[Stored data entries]
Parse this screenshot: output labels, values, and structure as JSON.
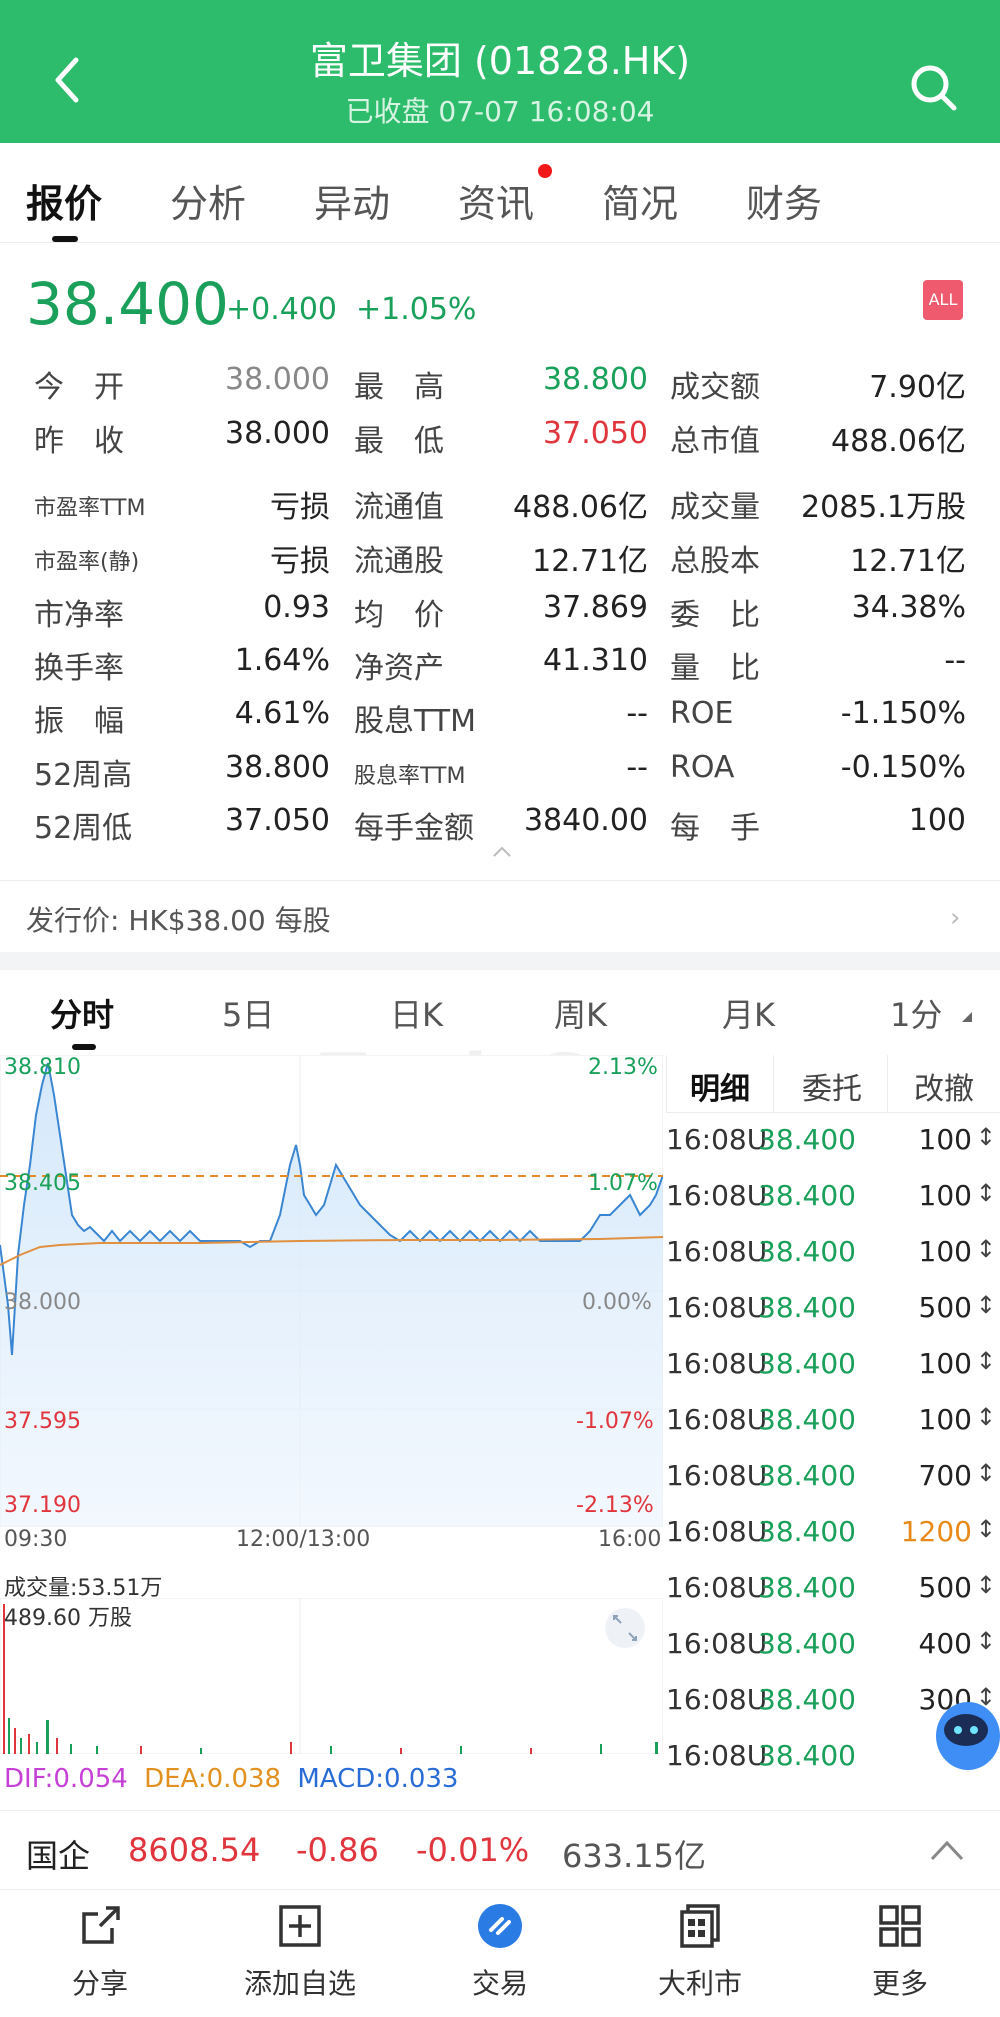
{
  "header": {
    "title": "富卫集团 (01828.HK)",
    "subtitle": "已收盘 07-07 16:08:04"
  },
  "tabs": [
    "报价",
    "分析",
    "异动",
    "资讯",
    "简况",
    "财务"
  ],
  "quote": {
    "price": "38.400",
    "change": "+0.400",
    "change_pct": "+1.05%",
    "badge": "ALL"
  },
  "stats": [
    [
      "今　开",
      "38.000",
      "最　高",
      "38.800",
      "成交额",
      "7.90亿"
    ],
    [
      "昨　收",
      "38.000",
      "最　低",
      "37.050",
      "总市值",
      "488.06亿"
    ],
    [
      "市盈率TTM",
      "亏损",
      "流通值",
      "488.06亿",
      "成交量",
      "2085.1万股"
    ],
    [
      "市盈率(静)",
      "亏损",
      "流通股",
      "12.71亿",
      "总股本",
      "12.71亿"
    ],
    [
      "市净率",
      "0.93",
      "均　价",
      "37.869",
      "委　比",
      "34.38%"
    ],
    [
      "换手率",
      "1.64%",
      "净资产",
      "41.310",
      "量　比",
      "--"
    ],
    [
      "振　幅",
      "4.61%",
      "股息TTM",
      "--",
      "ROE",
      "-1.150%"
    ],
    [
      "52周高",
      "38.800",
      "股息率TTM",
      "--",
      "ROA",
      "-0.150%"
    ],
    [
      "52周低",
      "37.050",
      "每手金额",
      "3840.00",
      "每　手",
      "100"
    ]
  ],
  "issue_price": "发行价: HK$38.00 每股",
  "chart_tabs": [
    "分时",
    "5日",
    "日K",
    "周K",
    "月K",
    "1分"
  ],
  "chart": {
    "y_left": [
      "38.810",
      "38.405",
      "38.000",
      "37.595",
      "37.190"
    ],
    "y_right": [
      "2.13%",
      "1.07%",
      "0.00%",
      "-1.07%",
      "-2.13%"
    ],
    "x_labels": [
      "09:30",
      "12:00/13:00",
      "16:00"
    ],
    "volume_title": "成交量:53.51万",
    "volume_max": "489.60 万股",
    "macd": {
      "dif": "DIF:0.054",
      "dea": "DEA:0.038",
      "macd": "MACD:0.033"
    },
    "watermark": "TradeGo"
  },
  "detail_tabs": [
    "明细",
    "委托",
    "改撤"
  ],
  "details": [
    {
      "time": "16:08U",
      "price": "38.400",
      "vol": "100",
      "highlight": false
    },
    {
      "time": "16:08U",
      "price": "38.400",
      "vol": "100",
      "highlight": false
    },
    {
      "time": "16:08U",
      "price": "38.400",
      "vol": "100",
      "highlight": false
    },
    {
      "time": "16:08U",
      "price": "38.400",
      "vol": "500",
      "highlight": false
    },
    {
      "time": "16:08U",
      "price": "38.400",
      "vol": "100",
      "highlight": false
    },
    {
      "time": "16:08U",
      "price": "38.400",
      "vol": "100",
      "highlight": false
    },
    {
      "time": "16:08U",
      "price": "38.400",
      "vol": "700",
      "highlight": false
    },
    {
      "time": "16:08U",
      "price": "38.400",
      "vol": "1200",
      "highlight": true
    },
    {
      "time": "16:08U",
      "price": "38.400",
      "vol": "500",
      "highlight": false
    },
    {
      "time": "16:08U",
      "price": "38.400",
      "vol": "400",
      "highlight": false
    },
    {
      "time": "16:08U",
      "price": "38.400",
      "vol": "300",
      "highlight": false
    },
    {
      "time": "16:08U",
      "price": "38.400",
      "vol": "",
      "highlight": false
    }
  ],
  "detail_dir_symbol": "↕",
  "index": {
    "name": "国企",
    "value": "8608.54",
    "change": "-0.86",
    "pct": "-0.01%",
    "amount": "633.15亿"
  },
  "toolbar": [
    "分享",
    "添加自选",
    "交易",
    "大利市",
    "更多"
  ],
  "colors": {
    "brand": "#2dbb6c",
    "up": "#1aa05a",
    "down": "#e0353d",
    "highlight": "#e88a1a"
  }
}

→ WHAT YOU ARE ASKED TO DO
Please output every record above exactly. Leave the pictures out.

→ YOUR RESPONSE
Parse this screenshot: output labels, values, and structure as JSON.
{
  "header": {
    "title": "富卫集团 (01828.HK)",
    "subtitle": "已收盘 07-07 16:08:04"
  },
  "tabs": [
    "报价",
    "分析",
    "异动",
    "资讯",
    "简况",
    "财务"
  ],
  "quote": {
    "price": "38.400",
    "change": "+0.400",
    "change_pct": "+1.05%",
    "badge": "ALL"
  },
  "stats": [
    [
      "今　开",
      "38.000",
      "最　高",
      "38.800",
      "成交额",
      "7.90亿"
    ],
    [
      "昨　收",
      "38.000",
      "最　低",
      "37.050",
      "总市值",
      "488.06亿"
    ],
    [
      "市盈率TTM",
      "亏损",
      "流通值",
      "488.06亿",
      "成交量",
      "2085.1万股"
    ],
    [
      "市盈率(静)",
      "亏损",
      "流通股",
      "12.71亿",
      "总股本",
      "12.71亿"
    ],
    [
      "市净率",
      "0.93",
      "均　价",
      "37.869",
      "委　比",
      "34.38%"
    ],
    [
      "换手率",
      "1.64%",
      "净资产",
      "41.310",
      "量　比",
      "--"
    ],
    [
      "振　幅",
      "4.61%",
      "股息TTM",
      "--",
      "ROE",
      "-1.150%"
    ],
    [
      "52周高",
      "38.800",
      "股息率TTM",
      "--",
      "ROA",
      "-0.150%"
    ],
    [
      "52周低",
      "37.050",
      "每手金额",
      "3840.00",
      "每　手",
      "100"
    ]
  ],
  "issue_price": "发行价: HK$38.00 每股",
  "chart_tabs": [
    "分时",
    "5日",
    "日K",
    "周K",
    "月K",
    "1分"
  ],
  "chart": {
    "y_left": [
      "38.810",
      "38.405",
      "38.000",
      "37.595",
      "37.190"
    ],
    "y_right": [
      "2.13%",
      "1.07%",
      "0.00%",
      "-1.07%",
      "-2.13%"
    ],
    "x_labels": [
      "09:30",
      "12:00/13:00",
      "16:00"
    ],
    "volume_title": "成交量:53.51万",
    "volume_max": "489.60 万股",
    "macd": {
      "dif": "DIF:0.054",
      "dea": "DEA:0.038",
      "macd": "MACD:0.033"
    },
    "watermark": "TradeGo"
  },
  "detail_tabs": [
    "明细",
    "委托",
    "改撤"
  ],
  "details": [
    {
      "time": "16:08U",
      "price": "38.400",
      "vol": "100",
      "highlight": false
    },
    {
      "time": "16:08U",
      "price": "38.400",
      "vol": "100",
      "highlight": false
    },
    {
      "time": "16:08U",
      "price": "38.400",
      "vol": "100",
      "highlight": false
    },
    {
      "time": "16:08U",
      "price": "38.400",
      "vol": "500",
      "highlight": false
    },
    {
      "time": "16:08U",
      "price": "38.400",
      "vol": "100",
      "highlight": false
    },
    {
      "time": "16:08U",
      "price": "38.400",
      "vol": "100",
      "highlight": false
    },
    {
      "time": "16:08U",
      "price": "38.400",
      "vol": "700",
      "highlight": false
    },
    {
      "time": "16:08U",
      "price": "38.400",
      "vol": "1200",
      "highlight": true
    },
    {
      "time": "16:08U",
      "price": "38.400",
      "vol": "500",
      "highlight": false
    },
    {
      "time": "16:08U",
      "price": "38.400",
      "vol": "400",
      "highlight": false
    },
    {
      "time": "16:08U",
      "price": "38.400",
      "vol": "300",
      "highlight": false
    },
    {
      "time": "16:08U",
      "price": "38.400",
      "vol": "",
      "highlight": false
    }
  ],
  "detail_dir_symbol": "↕",
  "index": {
    "name": "国企",
    "value": "8608.54",
    "change": "-0.86",
    "pct": "-0.01%",
    "amount": "633.15亿"
  },
  "toolbar": [
    "分享",
    "添加自选",
    "交易",
    "大利市",
    "更多"
  ],
  "colors": {
    "brand": "#2dbb6c",
    "up": "#1aa05a",
    "down": "#e0353d",
    "highlight": "#e88a1a"
  }
}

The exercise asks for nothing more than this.